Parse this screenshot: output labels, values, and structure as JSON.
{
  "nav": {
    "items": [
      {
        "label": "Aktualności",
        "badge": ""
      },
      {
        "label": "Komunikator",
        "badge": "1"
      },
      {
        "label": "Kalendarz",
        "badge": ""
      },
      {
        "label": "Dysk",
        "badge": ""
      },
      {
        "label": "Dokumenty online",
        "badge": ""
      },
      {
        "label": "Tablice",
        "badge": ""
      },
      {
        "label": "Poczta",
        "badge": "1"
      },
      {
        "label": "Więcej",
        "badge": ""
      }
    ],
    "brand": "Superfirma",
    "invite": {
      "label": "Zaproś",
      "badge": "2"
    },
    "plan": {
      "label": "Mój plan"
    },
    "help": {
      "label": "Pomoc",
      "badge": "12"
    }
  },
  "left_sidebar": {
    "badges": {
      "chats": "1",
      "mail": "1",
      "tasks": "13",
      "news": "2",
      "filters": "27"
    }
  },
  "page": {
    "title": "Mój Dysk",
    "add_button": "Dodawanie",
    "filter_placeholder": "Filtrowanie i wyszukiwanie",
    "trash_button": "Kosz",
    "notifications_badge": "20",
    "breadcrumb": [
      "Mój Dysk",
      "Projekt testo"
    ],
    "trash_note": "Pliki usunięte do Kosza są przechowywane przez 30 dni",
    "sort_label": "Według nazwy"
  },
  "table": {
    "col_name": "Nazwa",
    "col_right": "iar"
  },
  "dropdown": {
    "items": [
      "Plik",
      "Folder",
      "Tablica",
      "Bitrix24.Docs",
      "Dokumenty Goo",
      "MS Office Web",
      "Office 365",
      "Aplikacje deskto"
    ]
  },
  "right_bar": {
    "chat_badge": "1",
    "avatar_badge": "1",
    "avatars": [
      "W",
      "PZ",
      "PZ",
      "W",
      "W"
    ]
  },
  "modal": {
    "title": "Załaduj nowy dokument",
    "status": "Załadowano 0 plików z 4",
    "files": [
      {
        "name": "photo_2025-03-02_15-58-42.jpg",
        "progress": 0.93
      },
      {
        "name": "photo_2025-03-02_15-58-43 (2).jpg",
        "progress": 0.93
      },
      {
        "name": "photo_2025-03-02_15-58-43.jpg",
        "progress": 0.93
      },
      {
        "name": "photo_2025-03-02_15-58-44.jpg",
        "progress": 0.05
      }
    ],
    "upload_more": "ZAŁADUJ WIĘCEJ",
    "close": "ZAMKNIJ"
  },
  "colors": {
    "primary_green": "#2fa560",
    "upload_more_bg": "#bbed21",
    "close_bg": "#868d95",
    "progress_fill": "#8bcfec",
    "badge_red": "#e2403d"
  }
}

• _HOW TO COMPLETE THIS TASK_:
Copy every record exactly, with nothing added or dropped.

• _ANSWER SECTION_:
Parse this screenshot: output labels, values, and structure as JSON.
{
  "nav": {
    "items": [
      {
        "label": "Aktualności",
        "badge": ""
      },
      {
        "label": "Komunikator",
        "badge": "1"
      },
      {
        "label": "Kalendarz",
        "badge": ""
      },
      {
        "label": "Dysk",
        "badge": ""
      },
      {
        "label": "Dokumenty online",
        "badge": ""
      },
      {
        "label": "Tablice",
        "badge": ""
      },
      {
        "label": "Poczta",
        "badge": "1"
      },
      {
        "label": "Więcej",
        "badge": ""
      }
    ],
    "brand": "Superfirma",
    "invite": {
      "label": "Zaproś",
      "badge": "2"
    },
    "plan": {
      "label": "Mój plan"
    },
    "help": {
      "label": "Pomoc",
      "badge": "12"
    }
  },
  "left_sidebar": {
    "badges": {
      "chats": "1",
      "mail": "1",
      "tasks": "13",
      "news": "2",
      "filters": "27"
    }
  },
  "page": {
    "title": "Mój Dysk",
    "add_button": "Dodawanie",
    "filter_placeholder": "Filtrowanie i wyszukiwanie",
    "trash_button": "Kosz",
    "notifications_badge": "20",
    "breadcrumb": [
      "Mój Dysk",
      "Projekt testo"
    ],
    "trash_note": "Pliki usunięte do Kosza są przechowywane przez 30 dni",
    "sort_label": "Według nazwy"
  },
  "table": {
    "col_name": "Nazwa",
    "col_right": "iar"
  },
  "dropdown": {
    "items": [
      "Plik",
      "Folder",
      "Tablica",
      "Bitrix24.Docs",
      "Dokumenty Goo",
      "MS Office Web",
      "Office 365",
      "Aplikacje deskto"
    ]
  },
  "right_bar": {
    "chat_badge": "1",
    "avatar_badge": "1",
    "avatars": [
      "W",
      "PZ",
      "PZ",
      "W",
      "W"
    ]
  },
  "modal": {
    "title": "Załaduj nowy dokument",
    "status": "Załadowano 0 plików z 4",
    "files": [
      {
        "name": "photo_2025-03-02_15-58-42.jpg",
        "progress": 0.93
      },
      {
        "name": "photo_2025-03-02_15-58-43 (2).jpg",
        "progress": 0.93
      },
      {
        "name": "photo_2025-03-02_15-58-43.jpg",
        "progress": 0.93
      },
      {
        "name": "photo_2025-03-02_15-58-44.jpg",
        "progress": 0.05
      }
    ],
    "upload_more": "ZAŁADUJ WIĘCEJ",
    "close": "ZAMKNIJ"
  },
  "colors": {
    "primary_green": "#2fa560",
    "upload_more_bg": "#bbed21",
    "close_bg": "#868d95",
    "progress_fill": "#8bcfec",
    "badge_red": "#e2403d"
  }
}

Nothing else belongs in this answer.